“Violent” tornadoes are defined as either EF 4 or EF 5 on the Enhanced Fujita scale.
[5:16 PM] The EF3 Tornado from Brookville-Trotwood-Dayton-Riverside in Montgomery, County, OH from May 27, 2019 has been upgraded to an EF4. That is all the information we have at this time. https://t.co/yhhDzpMPvu
— NWS Wilmington OH (@NWSILN) May 30, 2019
The National Weather Service says that the last occurence of an EF4 tornado in Ohio was in 2010 in Millbury.
A violent also tornado wreaked havoc in eastern Kansas on Tuesday evening (May 28). The town of Linwood was hit the hardest, where meteorologists found EF4 damage.
This makes it the 3rd violent tornado to strike the U.S. in the last two years.
The tornado appeared the strongest as it tracked south of Lawrence.
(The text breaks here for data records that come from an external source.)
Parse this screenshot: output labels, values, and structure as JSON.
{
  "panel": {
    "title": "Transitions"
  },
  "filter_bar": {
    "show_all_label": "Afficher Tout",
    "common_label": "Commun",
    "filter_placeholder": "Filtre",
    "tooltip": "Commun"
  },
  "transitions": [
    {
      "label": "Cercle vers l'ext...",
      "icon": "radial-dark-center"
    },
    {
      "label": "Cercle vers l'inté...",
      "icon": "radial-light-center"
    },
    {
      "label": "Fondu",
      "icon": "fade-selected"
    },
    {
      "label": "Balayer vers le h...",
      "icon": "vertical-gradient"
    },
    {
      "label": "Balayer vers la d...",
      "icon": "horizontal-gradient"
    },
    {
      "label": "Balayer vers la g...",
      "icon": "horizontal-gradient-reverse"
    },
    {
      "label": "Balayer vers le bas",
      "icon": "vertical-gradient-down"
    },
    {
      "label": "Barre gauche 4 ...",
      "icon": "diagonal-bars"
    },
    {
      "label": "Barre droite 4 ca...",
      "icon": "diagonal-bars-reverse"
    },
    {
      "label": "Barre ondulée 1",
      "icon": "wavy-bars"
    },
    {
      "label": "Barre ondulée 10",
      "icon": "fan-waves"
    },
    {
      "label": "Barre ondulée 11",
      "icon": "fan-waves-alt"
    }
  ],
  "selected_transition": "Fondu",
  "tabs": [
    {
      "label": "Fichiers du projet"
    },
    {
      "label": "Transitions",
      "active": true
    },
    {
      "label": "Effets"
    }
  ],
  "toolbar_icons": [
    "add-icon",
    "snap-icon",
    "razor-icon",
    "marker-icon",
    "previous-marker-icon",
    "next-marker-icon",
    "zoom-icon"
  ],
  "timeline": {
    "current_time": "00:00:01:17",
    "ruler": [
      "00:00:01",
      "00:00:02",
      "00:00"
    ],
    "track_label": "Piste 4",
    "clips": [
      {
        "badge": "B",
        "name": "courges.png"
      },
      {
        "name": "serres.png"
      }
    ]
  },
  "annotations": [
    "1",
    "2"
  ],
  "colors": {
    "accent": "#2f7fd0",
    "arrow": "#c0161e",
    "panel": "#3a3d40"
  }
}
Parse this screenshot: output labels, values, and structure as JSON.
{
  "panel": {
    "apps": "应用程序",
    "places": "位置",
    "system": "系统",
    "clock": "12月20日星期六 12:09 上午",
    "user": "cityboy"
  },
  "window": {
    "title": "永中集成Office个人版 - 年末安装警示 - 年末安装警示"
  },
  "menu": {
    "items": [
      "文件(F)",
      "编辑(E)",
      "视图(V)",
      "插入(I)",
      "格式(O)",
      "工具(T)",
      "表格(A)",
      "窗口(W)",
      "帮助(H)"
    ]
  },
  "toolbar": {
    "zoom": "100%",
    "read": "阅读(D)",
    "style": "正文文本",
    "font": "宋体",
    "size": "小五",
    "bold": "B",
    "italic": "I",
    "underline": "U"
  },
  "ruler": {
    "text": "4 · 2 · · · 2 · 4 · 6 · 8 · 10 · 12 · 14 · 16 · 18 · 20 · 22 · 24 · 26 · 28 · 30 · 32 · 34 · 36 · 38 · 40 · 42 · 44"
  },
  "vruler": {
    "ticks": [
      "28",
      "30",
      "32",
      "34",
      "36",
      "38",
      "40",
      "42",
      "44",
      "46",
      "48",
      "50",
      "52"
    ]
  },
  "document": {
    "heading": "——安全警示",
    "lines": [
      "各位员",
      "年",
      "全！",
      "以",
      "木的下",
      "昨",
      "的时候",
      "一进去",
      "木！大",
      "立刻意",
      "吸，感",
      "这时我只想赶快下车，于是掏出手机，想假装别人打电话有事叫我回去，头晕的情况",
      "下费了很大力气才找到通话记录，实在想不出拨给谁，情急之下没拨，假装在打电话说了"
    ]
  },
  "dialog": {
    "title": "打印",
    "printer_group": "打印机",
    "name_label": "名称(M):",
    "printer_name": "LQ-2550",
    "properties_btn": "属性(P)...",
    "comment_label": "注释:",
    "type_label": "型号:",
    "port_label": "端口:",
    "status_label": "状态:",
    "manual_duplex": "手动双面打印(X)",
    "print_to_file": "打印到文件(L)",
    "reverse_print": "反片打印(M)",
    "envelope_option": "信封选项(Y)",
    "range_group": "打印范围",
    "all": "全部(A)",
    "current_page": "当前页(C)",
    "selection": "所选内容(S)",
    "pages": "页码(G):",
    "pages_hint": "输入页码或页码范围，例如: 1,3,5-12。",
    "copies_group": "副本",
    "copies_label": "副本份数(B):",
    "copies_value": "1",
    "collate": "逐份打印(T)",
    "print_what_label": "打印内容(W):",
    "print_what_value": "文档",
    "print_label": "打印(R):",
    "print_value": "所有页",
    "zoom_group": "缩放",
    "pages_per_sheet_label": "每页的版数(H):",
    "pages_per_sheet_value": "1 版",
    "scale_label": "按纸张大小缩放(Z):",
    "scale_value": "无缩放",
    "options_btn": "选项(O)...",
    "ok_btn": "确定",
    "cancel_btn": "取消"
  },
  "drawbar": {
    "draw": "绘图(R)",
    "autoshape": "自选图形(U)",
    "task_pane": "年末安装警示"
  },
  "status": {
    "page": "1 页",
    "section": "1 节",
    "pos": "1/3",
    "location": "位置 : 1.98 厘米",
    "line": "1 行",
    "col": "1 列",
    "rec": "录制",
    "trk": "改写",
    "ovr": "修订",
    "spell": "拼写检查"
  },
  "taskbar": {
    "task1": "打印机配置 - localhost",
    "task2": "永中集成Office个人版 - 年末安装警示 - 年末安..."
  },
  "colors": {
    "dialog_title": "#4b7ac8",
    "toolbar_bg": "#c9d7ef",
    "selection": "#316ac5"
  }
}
This triggered the National Weather Service in Kansas City to issue a “tornado emergency” for parts of the Kansas City metro.
Tornado Emergency continues for Kansas City KS, Shawnee KS, Bonner Springs KS until 7:15 PM CDT pic.twitter.com/C1Hxu2IQQ0
— NWS Tornado (@NWStornado) May 28, 2019
A total of 15 injuries have been reported in Douglas County, 3 of which were serious.
Debris was lofted tens of thousands of feet in the air, traveling over 40 miles from Linwood, Kansas to Smithville, Missouri.
This event is part of several rounds of severe storms that have plagued the Midwest, South, and Northeast over the last 2 weeks.
The first occurrence of a violent tornado this year was in Beauregard, Alabama when an EF4 hit on March 3. See the full NWS report here.
Remarkably, in all of 2018, there were zero violent tornadoes in the U.S.
Watch the video (below) to learn more about how tornadoes are classified based on the damage they cause.